It is common among many species for individuals to move around during their lifetime in order to settle in better adapted habitats, a process known as dispersion by ecologists. In order to improve scientific predictions of the future of biodiversity in the face of global changes it is very important to understand the mechanisms of dispersion. Read more

Using tiny DNA fragments, even rare species are discovered in bodies of water (Photo: Pixabay).
November 6, 2018

Bits of genetic material in rivers make it possible to detect the organisms living in them – without having to collect these and examine them under the microscope. Researchers at Eawag, the ETH and the EPFL have now developed a computer model that with the help of single DNA measurements even simulates exactly where and how often the species are present in bodies of water. Read more

September 20, 2018

In autumn 1993, Eawag launched a series of courses under the "PEAK" brand (practice-oriented Eawag courses). Read more

Cichlids of the genus Astatotilapia in Lake Chala (Photo: Florian N. Moser)
August 24, 2018

Cichlids belong to one of the largest fish families, with new species emerging all the time. These colourful, shimmering fish evolve so fast that Eawag researchers have now been able to practically observe them in the process of their evolution. Read more

A lake overgrown with aquatic plants in Vanuatu, July 2017.
January 24, 2018

A research team from the Surface Waters Research and Management Department is investigating the earliest traces of human life in the tropical Pacific. In July 2017, the team undertook an expedition to Vanuatu in Melanesia. The researchers took sediment cores from the lakes and marshes on seven islands in order to test these for indications of the earliest human activities. Read more

Photo: Aldo Todaro
June 29, 2016

In recent decades, Swiss water protection efforts have focused on reducing nutrient inputs; today, one of the main concerns is controlling micropollutants. Read more

Fig. 1: Juvenile whitefish prior to their release from a hatchery into Lake Thun. (Photo: Emanuel Ammon, Ex-Press)
April 21, 2016

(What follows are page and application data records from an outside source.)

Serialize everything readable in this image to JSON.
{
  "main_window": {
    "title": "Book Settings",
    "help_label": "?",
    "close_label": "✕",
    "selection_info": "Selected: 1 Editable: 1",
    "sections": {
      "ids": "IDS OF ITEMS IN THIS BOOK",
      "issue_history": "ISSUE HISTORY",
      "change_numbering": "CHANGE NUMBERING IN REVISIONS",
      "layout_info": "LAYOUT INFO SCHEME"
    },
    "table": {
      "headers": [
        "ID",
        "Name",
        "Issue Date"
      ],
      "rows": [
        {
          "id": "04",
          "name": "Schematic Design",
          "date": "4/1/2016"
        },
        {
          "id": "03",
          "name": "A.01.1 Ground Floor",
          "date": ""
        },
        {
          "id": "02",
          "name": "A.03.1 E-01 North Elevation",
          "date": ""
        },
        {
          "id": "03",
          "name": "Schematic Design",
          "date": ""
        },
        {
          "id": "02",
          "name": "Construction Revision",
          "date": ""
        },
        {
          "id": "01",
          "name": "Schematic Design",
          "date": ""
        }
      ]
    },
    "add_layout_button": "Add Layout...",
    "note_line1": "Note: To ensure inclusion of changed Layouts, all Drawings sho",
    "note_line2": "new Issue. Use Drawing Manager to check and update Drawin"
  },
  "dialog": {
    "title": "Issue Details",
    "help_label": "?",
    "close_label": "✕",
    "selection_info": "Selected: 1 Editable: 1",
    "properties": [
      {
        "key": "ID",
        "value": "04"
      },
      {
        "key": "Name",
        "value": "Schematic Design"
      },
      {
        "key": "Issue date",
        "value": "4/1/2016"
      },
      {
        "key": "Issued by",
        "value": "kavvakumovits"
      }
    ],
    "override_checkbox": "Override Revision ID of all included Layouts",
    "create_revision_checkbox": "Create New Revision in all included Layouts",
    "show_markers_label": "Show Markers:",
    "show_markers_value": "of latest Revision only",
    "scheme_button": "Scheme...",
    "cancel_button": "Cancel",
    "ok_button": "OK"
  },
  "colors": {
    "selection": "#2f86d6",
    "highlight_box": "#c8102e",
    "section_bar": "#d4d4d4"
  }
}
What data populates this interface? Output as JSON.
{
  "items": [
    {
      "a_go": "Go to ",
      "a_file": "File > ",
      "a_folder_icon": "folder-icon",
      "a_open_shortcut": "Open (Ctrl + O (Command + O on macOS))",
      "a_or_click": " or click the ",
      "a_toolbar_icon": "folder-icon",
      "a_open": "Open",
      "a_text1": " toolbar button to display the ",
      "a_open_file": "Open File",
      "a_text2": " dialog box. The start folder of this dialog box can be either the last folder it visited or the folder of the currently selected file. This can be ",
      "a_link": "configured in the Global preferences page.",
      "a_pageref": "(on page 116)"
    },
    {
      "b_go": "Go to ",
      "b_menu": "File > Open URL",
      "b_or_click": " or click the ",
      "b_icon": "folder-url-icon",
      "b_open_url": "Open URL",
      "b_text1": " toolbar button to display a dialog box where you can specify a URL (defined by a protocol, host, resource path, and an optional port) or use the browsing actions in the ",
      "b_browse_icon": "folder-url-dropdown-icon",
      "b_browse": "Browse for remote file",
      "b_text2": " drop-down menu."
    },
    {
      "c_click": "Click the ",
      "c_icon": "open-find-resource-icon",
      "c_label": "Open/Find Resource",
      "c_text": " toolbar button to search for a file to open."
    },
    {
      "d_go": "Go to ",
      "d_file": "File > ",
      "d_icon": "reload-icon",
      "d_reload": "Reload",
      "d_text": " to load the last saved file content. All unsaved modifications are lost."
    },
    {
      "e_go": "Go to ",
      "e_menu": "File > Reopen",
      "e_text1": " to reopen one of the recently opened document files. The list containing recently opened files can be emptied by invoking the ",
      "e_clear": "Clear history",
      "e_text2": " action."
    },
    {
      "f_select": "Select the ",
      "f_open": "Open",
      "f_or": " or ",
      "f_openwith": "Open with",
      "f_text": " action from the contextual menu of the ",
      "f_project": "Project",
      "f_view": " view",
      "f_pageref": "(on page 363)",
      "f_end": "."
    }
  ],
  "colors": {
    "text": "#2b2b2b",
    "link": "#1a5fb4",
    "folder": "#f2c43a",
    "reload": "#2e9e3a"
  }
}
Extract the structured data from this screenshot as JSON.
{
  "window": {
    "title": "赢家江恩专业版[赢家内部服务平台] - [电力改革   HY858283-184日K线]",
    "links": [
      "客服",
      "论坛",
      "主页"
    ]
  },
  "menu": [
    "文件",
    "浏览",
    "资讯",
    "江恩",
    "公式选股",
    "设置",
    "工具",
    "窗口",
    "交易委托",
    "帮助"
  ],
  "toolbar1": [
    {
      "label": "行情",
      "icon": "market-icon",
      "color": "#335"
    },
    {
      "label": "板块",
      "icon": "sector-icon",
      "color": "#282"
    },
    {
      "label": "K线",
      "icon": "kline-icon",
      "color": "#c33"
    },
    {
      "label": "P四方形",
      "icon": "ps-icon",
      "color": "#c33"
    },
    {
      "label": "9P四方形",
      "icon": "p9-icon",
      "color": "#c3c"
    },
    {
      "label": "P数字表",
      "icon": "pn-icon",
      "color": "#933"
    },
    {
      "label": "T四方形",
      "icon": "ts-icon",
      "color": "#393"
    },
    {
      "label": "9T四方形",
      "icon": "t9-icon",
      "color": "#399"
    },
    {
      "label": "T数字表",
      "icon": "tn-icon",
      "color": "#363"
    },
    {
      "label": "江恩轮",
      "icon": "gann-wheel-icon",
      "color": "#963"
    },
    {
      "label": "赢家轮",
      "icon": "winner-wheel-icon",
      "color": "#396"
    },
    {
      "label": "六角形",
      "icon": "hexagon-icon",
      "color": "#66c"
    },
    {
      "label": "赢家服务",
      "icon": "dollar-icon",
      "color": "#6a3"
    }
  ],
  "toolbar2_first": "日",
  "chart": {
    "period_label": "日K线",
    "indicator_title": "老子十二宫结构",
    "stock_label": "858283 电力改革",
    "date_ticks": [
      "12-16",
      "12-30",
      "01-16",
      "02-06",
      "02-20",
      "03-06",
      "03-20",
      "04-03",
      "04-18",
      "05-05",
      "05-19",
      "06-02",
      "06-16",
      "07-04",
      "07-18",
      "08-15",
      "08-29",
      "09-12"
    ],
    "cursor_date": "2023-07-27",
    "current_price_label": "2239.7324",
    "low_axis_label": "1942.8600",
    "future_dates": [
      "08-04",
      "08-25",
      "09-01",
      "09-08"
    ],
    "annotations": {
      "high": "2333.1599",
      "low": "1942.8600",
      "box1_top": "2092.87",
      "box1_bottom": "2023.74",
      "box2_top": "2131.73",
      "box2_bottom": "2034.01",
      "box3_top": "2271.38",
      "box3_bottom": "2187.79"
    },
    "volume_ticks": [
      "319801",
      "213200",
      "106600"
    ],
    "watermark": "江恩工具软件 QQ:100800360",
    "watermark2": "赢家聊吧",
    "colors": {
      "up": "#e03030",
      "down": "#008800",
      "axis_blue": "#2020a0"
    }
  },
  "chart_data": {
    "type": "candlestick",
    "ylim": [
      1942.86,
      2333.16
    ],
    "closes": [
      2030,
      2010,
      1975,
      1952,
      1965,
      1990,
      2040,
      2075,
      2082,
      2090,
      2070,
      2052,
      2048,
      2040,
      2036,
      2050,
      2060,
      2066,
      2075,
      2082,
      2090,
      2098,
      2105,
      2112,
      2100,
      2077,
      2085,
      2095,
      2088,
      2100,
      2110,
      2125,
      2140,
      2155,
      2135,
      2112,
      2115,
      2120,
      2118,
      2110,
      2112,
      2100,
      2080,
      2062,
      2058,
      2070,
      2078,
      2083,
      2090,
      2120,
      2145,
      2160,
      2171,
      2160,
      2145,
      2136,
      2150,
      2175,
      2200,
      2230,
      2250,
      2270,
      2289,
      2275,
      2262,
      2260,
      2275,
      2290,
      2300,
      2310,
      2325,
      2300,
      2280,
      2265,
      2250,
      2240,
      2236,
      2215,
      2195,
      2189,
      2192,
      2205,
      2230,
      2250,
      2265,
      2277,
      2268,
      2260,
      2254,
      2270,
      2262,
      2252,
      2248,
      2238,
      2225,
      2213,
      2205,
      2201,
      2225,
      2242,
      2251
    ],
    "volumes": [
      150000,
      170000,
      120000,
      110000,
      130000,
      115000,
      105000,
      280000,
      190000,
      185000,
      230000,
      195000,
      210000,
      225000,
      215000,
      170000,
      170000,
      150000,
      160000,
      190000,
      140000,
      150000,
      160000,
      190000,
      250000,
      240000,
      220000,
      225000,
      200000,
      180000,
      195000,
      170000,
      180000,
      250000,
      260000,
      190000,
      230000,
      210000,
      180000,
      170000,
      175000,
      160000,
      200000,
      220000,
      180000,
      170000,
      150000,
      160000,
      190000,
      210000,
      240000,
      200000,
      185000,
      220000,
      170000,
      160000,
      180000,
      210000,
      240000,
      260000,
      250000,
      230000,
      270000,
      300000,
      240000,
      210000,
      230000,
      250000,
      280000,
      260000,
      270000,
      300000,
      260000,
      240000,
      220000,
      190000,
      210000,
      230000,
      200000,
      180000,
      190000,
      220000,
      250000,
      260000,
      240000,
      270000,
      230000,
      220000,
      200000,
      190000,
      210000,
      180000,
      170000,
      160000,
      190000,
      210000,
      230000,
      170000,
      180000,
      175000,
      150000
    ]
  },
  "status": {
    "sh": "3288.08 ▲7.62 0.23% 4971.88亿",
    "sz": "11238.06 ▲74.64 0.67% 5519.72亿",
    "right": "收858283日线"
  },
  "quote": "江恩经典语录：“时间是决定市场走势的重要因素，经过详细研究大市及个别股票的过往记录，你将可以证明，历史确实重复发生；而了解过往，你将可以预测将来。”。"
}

In the last century, the natural reproduction of whitefish and Arctic char in several Swiss lakes was adversely affected by high levels of nutrient inputs. So far, stocking measures have been implemented in efforts to support fish populations and maintain yields. The effectiveness of these measures varies according to the particular species and lake. Read more